An electrical starting component that reduces air conditioner start-time by up to 50%. This helps lower energy bills and extend equipment life.
There are no ducts and the unit may be installed in the field without ducts if needed. Ground-Source - The ground or soil below the frost line is being used as the heat source or heat sink for a heat pump.
A general term used to identify, any of a group of partially or completely halogenated simple hydrocarbons containing fluorine, chlorine or bromine, which are used as refrigerants.
That part of an environmental system which converts gas, oil, electricity or other fuel into heat for distribution within a structure.
In an absorption cycle, the vessel in which the lithium bromide solution is reconcentrated by boiling off the previously absorbed water.
Water from an underground well is being used as the heat source or heat sink for a heat pump.
A type of air conditioning system that uses freon as a refrigerant and a water/glycol solution as a condensing medium. Typically, the glycol-cooled condenser is located inside the air conditioner with the rest of the refrigeration components. Water/glycol is piped to the unit from a drycooler or other suitable source. The glycol keeps the solution from freezing during winter operation.
A device for the transfer of heat energy from the source to the conveying medium.
An air conditioner that contains a valve that allows it to alternate between heating and cooling.
A body of air or liquid from which heat is collected. With any heat pumps, the air outside the home is used as the heat source during the heating cycle.
The movement of heat from one place to another, between two substances, or within a substance.
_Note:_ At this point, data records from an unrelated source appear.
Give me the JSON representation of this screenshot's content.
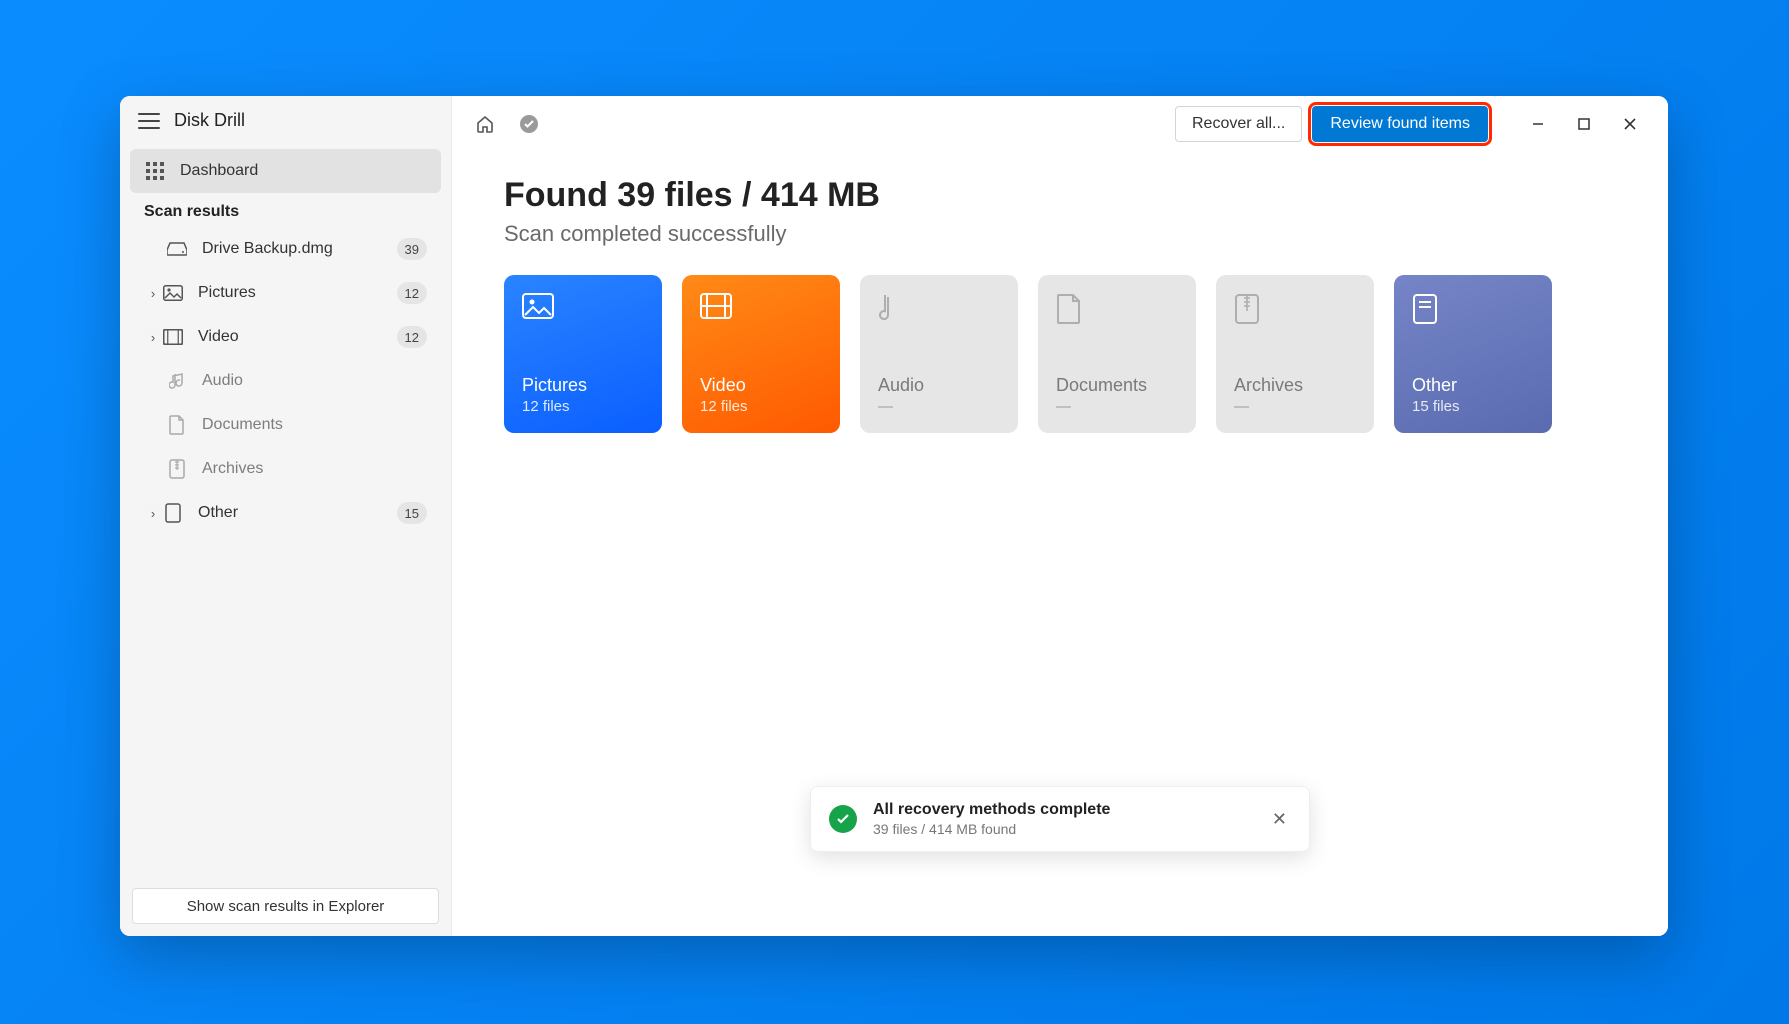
{
  "app_title": "Disk Drill",
  "sidebar": {
    "dashboard": "Dashboard",
    "section": "Scan results",
    "items": [
      {
        "label": "Drive Backup.dmg",
        "badge": "39"
      },
      {
        "label": "Pictures",
        "badge": "12"
      },
      {
        "label": "Video",
        "badge": "12"
      },
      {
        "label": "Audio",
        "badge": ""
      },
      {
        "label": "Documents",
        "badge": ""
      },
      {
        "label": "Archives",
        "badge": ""
      },
      {
        "label": "Other",
        "badge": "15"
      }
    ],
    "footer_button": "Show scan results in Explorer"
  },
  "toolbar": {
    "recover_all": "Recover all...",
    "review": "Review found items"
  },
  "main": {
    "headline": "Found 39 files / 414 MB",
    "subhead": "Scan completed successfully"
  },
  "cards": [
    {
      "title": "Pictures",
      "sub": "12 files"
    },
    {
      "title": "Video",
      "sub": "12 files"
    },
    {
      "title": "Audio",
      "sub": "—"
    },
    {
      "title": "Documents",
      "sub": "—"
    },
    {
      "title": "Archives",
      "sub": "—"
    },
    {
      "title": "Other",
      "sub": "15 files"
    }
  ],
  "toast": {
    "title": "All recovery methods complete",
    "sub": "39 files / 414 MB found"
  }
}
The rate at which a specific device can add substantial heat to a substance, expressed in BTUh (British Thermal Units per hour)
A furnace that lies on its side, pulling in return air from one side and expelling warm air from the other
Heating, Ventilation, and Air Conditioning
The process of adding moisture to the air within a space
The amount of moisture in the air. Air conditioners remove moisture for added comfort
A premium, synthetic air conditioner oil that improves heat transfer capability and reduces wear and tear. Air conditioning systems produce cooler air, use less energy and last longer.
This is usually located inside the house and contains the indoor coil, fan, motor, and filtering device, sometimes called the air handler.
Refrigerant containing portion of a fan coil unit similar to a car radiator, typically made of several rows of copper tubing with aluminum fins.
Any material that slows down the transfer of heat.
Integrally Controlled Motor (ICM)
A variable-speed motor that operates at low RPM when possible for efficiency and quiet operation. ICM motors are more than 90% efficient versus 60% efficiency for conventional motors.
A unit of work or energy. It takes ~ 1,000 joules to equal a British thermal unit. It typically takes ~ 1 million joules to make a pot of coffee.
Equal to 1,000 watts. Kilowatt-hour (kWh) - A common unit of electrical consumption measured by the total energy created by one kilowatt in one hour.
kWh (kilowatt hour)
A kilowatt hour (kWh) is the amount of kilowatts of electricity used in one hour of operation of any equipment. The most commonly-used unit of measure telling the amount of electricity consumed over time. It means one kilowatt of electricity supplied for one hour. It is the basis for your electricity rate.
Latent Cooling Capacity
An A/C system's capability to remove moisture from the air.
The heat energy needed to change the state of a substance (i.e.: from a liquid to a gas) but not it's temperature.
An abbreviation for a screen type - Liquid Crystal Display.
A mathematical design tool used to determine the heat gain and heat loss in a building so that properly sized air conditioning and heating equipment may be installed.